◆ **INPUT MATERIAL**:
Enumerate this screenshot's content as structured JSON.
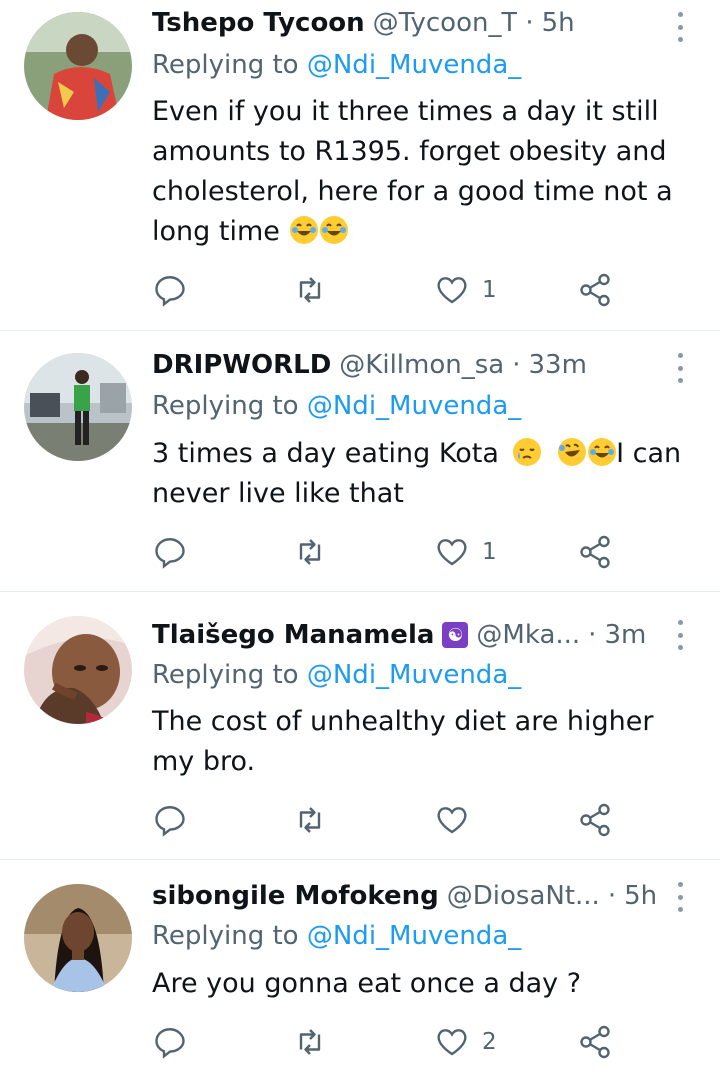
{
  "colors": {
    "link": "#1d9bf0",
    "muted": "#536471",
    "divider": "#e6ecf0"
  },
  "tweets": [
    {
      "name": "Tshepo Tycoon",
      "handle": "@Tycoon_T",
      "time": "5h",
      "reply_prefix": "Replying to",
      "reply_to": "@Ndi_Muvenda_",
      "text": "Even if you it three times a day it still amounts to R1395. forget obesity and cholesterol, here for a good time not a long time",
      "emoji": [
        "tears-of-joy",
        "tears-of-joy"
      ],
      "likes": "1"
    },
    {
      "name": "DRIPWORLD",
      "handle": "@Killmon_sa",
      "time": "33m",
      "reply_prefix": "Replying to",
      "reply_to": "@Ndi_Muvenda_",
      "text_a": "3 times a day eating Kota",
      "text_b": "I can never live like that",
      "emoji": [
        "sleepy-face",
        "rolling-laughing",
        "tears-of-joy"
      ],
      "likes": "1"
    },
    {
      "name": "Tlaišego Manamela",
      "badge": "☯",
      "handle": "@Mka...",
      "time": "3m",
      "reply_prefix": "Replying to",
      "reply_to": "@Ndi_Muvenda_",
      "text": "The cost of unhealthy diet are higher my bro.",
      "likes": ""
    },
    {
      "name": "sibongile Mofokeng",
      "handle": "@DiosaNt...",
      "time": "5h",
      "reply_prefix": "Replying to",
      "reply_to": "@Ndi_Muvenda_",
      "text": "Are you gonna eat once a day ?",
      "likes": "2"
    }
  ],
  "separator": "·"
}
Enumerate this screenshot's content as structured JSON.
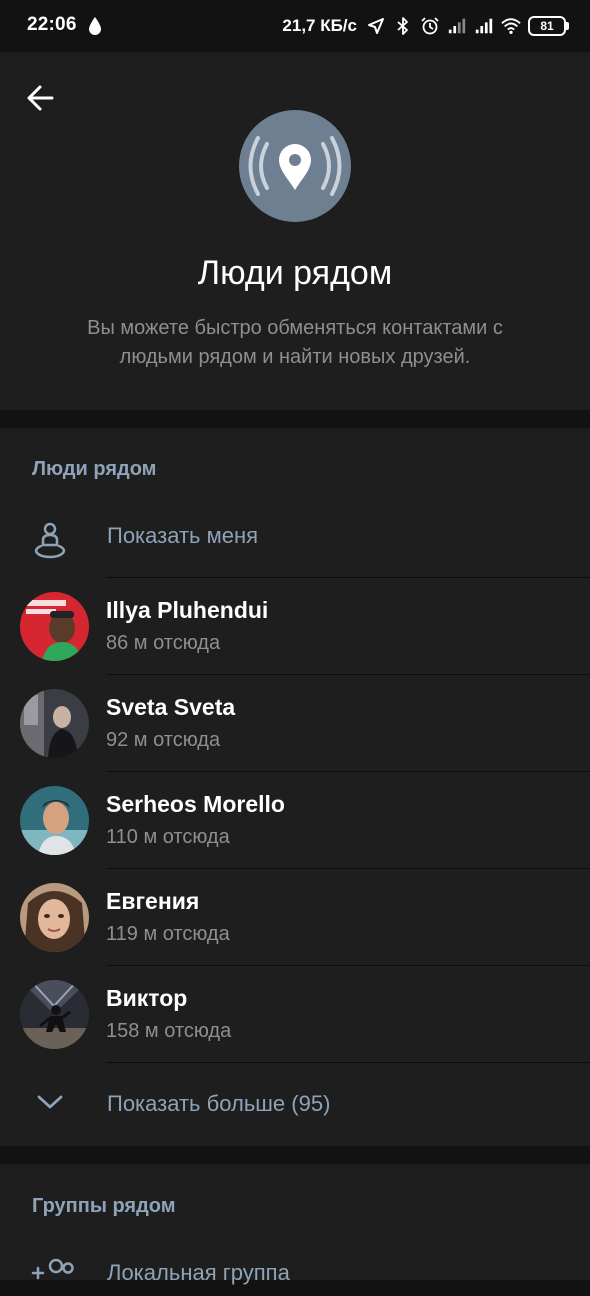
{
  "status_bar": {
    "time": "22:06",
    "speed": "21,7 КБ/с",
    "battery": "81",
    "icons": [
      "location-arrow-icon",
      "bluetooth-icon",
      "alarm-icon",
      "signal-icon",
      "signal-icon",
      "wifi-icon",
      "battery-icon"
    ]
  },
  "header": {
    "title": "Люди рядом",
    "description": "Вы можете быстро обменяться контактами с людьми рядом и найти новых друзей."
  },
  "people_section": {
    "title": "Люди рядом",
    "show_me_label": "Показать меня",
    "people": [
      {
        "name": "Illya Pluhendui",
        "distance": "86 м отсюда"
      },
      {
        "name": "Sveta Sveta",
        "distance": "92 м отсюда"
      },
      {
        "name": "Serheos Morello",
        "distance": "110 м отсюда"
      },
      {
        "name": "Евгения",
        "distance": "119 м отсюда"
      },
      {
        "name": "Виктор",
        "distance": "158 м отсюда"
      }
    ],
    "show_more_label": "Показать больше (95)"
  },
  "groups_section": {
    "title": "Группы рядом",
    "local_group_label": "Локальная группа"
  },
  "colors": {
    "background": "#121212",
    "surface": "#1e1e1e",
    "accent": "#8fa3b8",
    "hero_circle": "#6e7f91",
    "secondary_text": "#8e8e93"
  }
}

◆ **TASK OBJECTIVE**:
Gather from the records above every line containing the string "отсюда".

◆ **EXERCISE RESULT**:
        "distance": "86 м отсюда"
        "distance": "92 м отсюда"
        "distance": "110 м отсюда"
        "distance": "119 м отсюда"
        "distance": "158 м отсюда"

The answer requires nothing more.